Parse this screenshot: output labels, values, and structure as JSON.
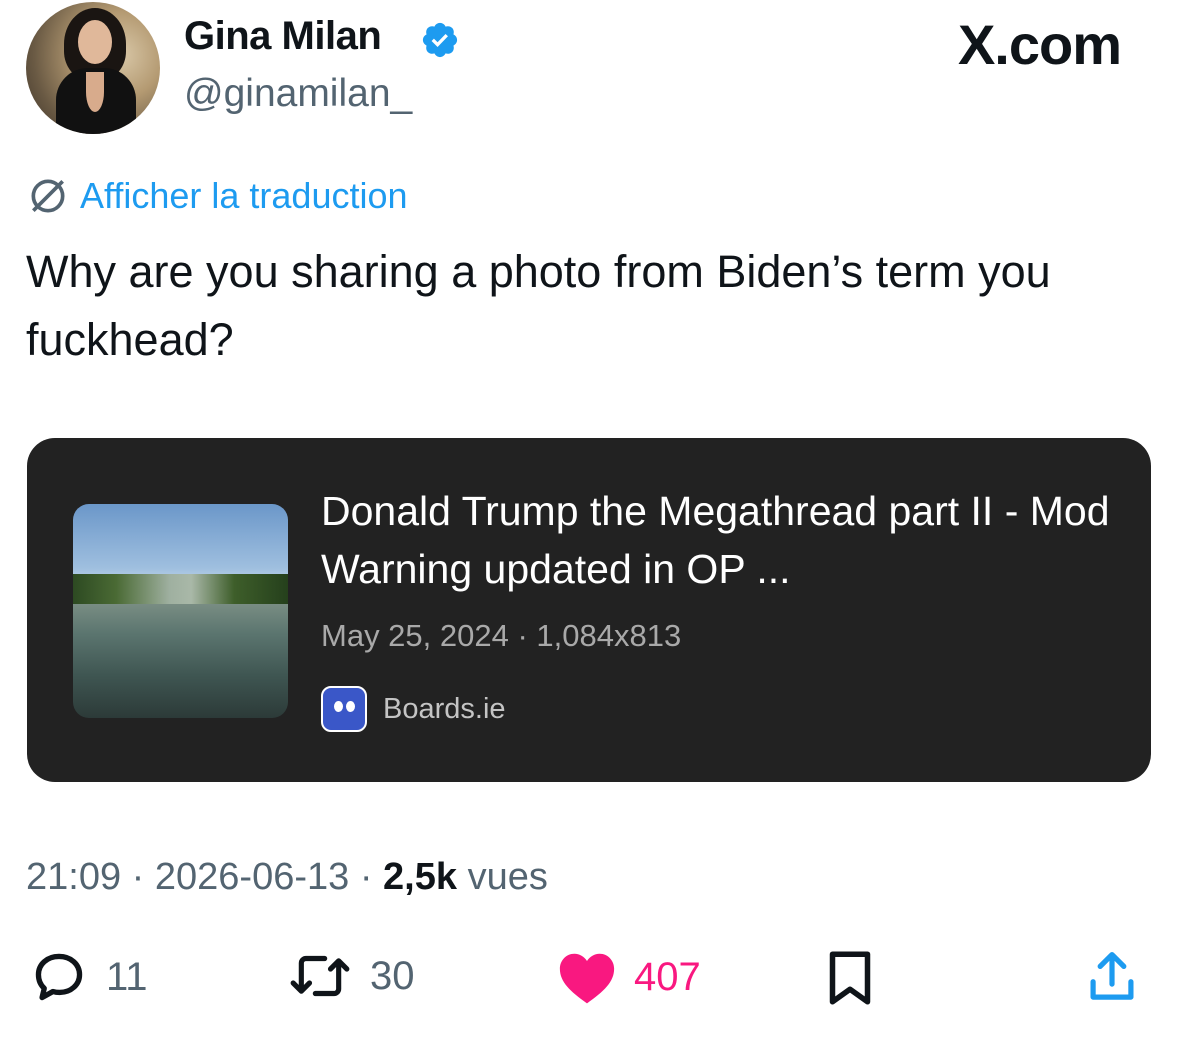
{
  "header": {
    "display_name": "Gina Milan",
    "handle": "@ginamilan_",
    "site_label": "X.com"
  },
  "translate": {
    "label": "Afficher la traduction"
  },
  "tweet": {
    "text": "Why are you sharing a photo from Biden’s term you fuckhead?"
  },
  "card": {
    "title": "Donald Trump the Megathread part II - Mod Warning updated in OP ...",
    "meta": "May 25, 2024 · 1,084x813",
    "source": "Boards.ie"
  },
  "timestamp": {
    "time": "21:09",
    "date": "2026-06-13",
    "views_count": "2,5k",
    "views_label": "vues",
    "separator": "·"
  },
  "actions": {
    "replies": "11",
    "reposts": "30",
    "likes": "407"
  },
  "colors": {
    "accent": "#1d9bf0",
    "like": "#f91880",
    "muted": "#536471",
    "card_bg": "#222222"
  },
  "icons": {
    "verified": "verified-badge-icon",
    "translate": "globe-slash-icon",
    "reply": "reply-icon",
    "repost": "repost-icon",
    "like": "heart-icon",
    "bookmark": "bookmark-icon",
    "share": "share-icon"
  }
}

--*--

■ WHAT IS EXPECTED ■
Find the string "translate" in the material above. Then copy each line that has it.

■ YOUR RESPONSE ■
  "translate": {
    "translate": "globe-slash-icon",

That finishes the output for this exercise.